Many veterinarians and staff members at the Texas A&M Large Animal Hospital (LAH) recognize Santana Bening. The 24-year-old Quarter Horse has been a patient since 2015 and for several years now has been visiting every five weeks to receive specialty shoes and other treatments for injured tendons in his front feet.
Some also know Santana by his owner, Chloe Bening, a second-year veterinary student at the Texas A&M College of Veterinary Medicine & Biomedical Sciences (CVM).
Chloe got Santana when they were both 11 years old, and the two immediately became best friends. Together, they participated in American Quarter Horse Association (AQHA) all-around events and dressage, competed nationally, and took home the AQHA Year-End High Point in Youth first-level dressage award in 2013.

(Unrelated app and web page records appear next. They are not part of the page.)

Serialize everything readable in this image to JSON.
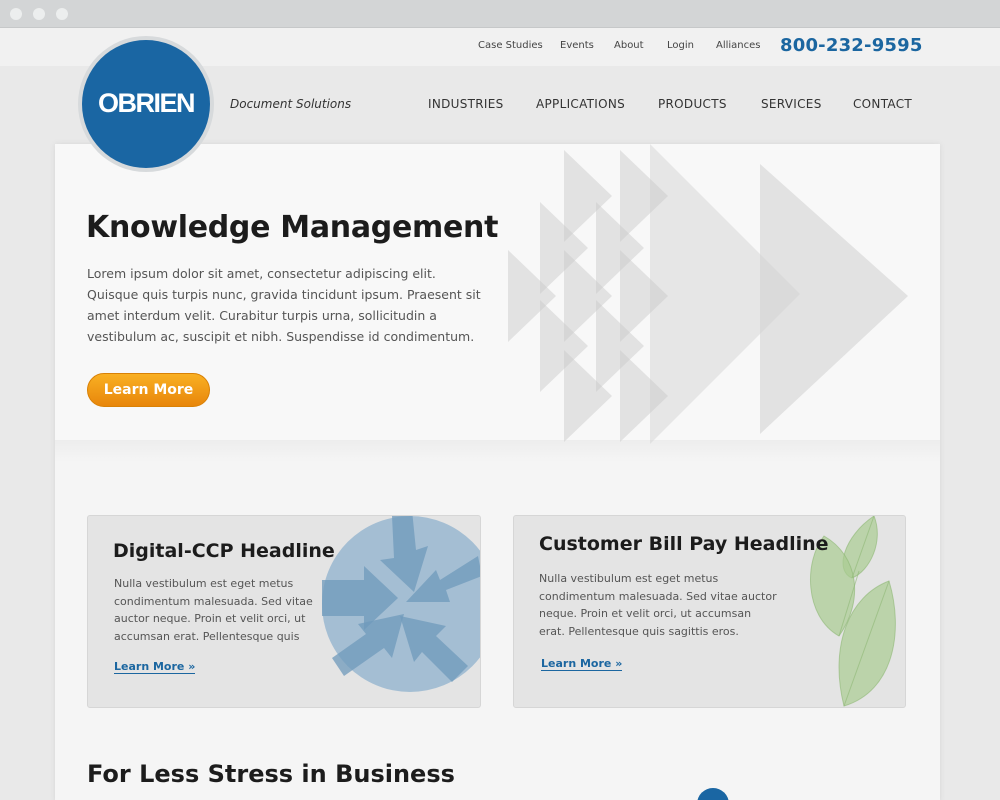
{
  "utility_nav": {
    "links": [
      "Case Studies",
      "Events",
      "About",
      "Login",
      "Alliances"
    ],
    "phone": "800-232-9595"
  },
  "brand": {
    "logo_text": "OBRIEN",
    "tagline": "Document Solutions"
  },
  "main_nav": [
    "INDUSTRIES",
    "APPLICATIONS",
    "PRODUCTS",
    "SERVICES",
    "CONTACT"
  ],
  "hero": {
    "title": "Knowledge Management",
    "body": "Lorem ipsum dolor sit amet, consectetur adipiscing elit. Quisque quis turpis nunc, gravida tincidunt ipsum. Praesent sit amet interdum velit. Curabitur turpis urna, sollicitudin a vestibulum ac, suscipit et nibh. Suspendisse id condimentum.",
    "button_label": "Learn More"
  },
  "cards": [
    {
      "title": "Digital-CCP Headline",
      "body": "Nulla vestibulum est eget metus condimentum malesuada. Sed vitae auctor neque. Proin et velit orci, ut accumsan erat. Pellentesque quis",
      "link": "Learn More »"
    },
    {
      "title": "Customer Bill Pay Headline",
      "body": "Nulla vestibulum est eget metus condimentum malesuada. Sed vitae auctor neque. Proin et velit orci, ut accumsan erat. Pellentesque quis sagittis eros.",
      "link": "Learn More »"
    }
  ],
  "section_title": "For Less Stress in Business",
  "colors": {
    "brand_blue": "#1a66a3",
    "button_orange": "#f0a018",
    "leaf_green": "#9cc584",
    "arrow_blue": "#7ea7c6"
  }
}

When Santana developed a severe lameness of his front right foot in August 2016, he was subsequently retired from his show career. Chloe and her parents brought him to the LAH, where he was seen by Dr. Sarah Sampson, a clinical assistant professor of equine sports medicine and imaging.
“Santana was so lame when we first saw him that the only way we could get him comfortable was to put his leg in a bandage cast so that he didn’t have any significant movement of that limb,” Sampson said.
Following an ultrasound and MRI, Sampson determined that Santana had severe deep flexor tendon injuries in both of his front feet, with the right foot being more painful at the time. This tendon damage was partially caused by a degenerative process commonly seen in his breed and repetitive strain over his long show career.
Even though the Benings knew they had a long, expensive road ahead of them to heal Santana, they were determined to do whatever was necessary to get him happy and pain-free.
Starting With Stem Cells
After his diagnosis and a short period of rest, Santana began treatment with a series of stem cell perfusions in his front feet.
Stem cell perfusions work by injecting stem cells cultured from bone marrow, in this case taken from Santana’s sternum, into the affected limb. With their anti-inflammatory properties and their ability to signal to other cells in the body, stem cells improve the horse’s ability to self-heal.
According to Sampson, stem cells are a relatively common treatment at the LAH, especially in the sports medicine service.
“Between all of the services at the hospital, I think there’s usually a horse in one of the services receiving stem cell treatment,” Sampson said. “Because we have a lab of our own at Texas A&M, it’s pretty easy for us to get bone marrow and do the culturing.”
Stem cells are most frequently used to treat injured tendons and ligaments in horses but are also becoming a more common option for cartilage tears or fractures in joints. Equine veterinarians are hopeful that with time, even more possibilities will arise.
“There’s a lot of research that still needs to be done,” Sampson said. “The hope is that we will be able to say, ‘This is a lesion that we can definitely help with stem cells,’ and to be able to focus in on where we truly can be the most helpful.”
Slow And Steady
While receiving stem cell treatments, Santana also began visiting Jason Maki, the LAH’s in-house farrier, whom Santana has seen every five weeks since for shoe adjustments. He was first fitted with thick, protective shoes called clogs that kept his heels elevated to reduce the pain in his feet and allow the tendons to heal, before gradually transitioning to shoes with a large heel wedge.
To protect his tendons, the Benings no longer ride Santana but still keep him busy practicing showmanship, which involves leading a horse through a pattern of walking, trotting, backing up, and pivoting.
“He really loves to stay competition-ready. He likes to be all shaved and look like a show horse,” Chloe said. “Besides that, he gets hand grazed and turned out in a small turnout, so he can’t hurt himself but is big enough that he can walk, trot, lope, and mess around. He’s living the good retired life.”
In addition to the talented veterinarians and staff members who have contributed to Santana’s healing journey, Sampson largely credits the Benings for his success.
“The Benings are those clients who do everything we tell them to do better than we could probably do it ourselves,” Sampson said. “At one point, his feet needed to be iced 24 hours a day, and they were paying people to go to the barn where he was boarded and ice him through the night. That’s what helps us treat animals the best, when the owners do exactly what you say.”
At Home In College Station
Luckily, Santana doesn’t mind the drive from Katy to College Station every five weeks, mainly because it gets him an extra visit with Chloe.
“As soon as mom pulls up the trailer at the barn and says, ‘You ready to go see Chloe?’ he will drag her to the trailer and jump right in,” Chloe said. “He loves to see all of the veterinary students, so he walks in there like he owns the place.”
Being a CVM student, Chloe has the extra benefit of being able to know the “behind-the-scenes” of Santana’s care and studying under the faculty members, like Sampson, who treat him.
“It feels like a group effort to take care of him at this point because everybody’s seen him for so long,” she said. “It’s awesome because I know that they’re taking care of him and I can trust them; I know that they’re always there watching him. It’s just so nice to know that they care so much for him.”
Contact Information: Jennifer Gauntt, Director of CVM Communications, Texas A&M College of Veterinary Medicine & Biomedical Sciences; firstname.lastname@example.org; 979-862-4216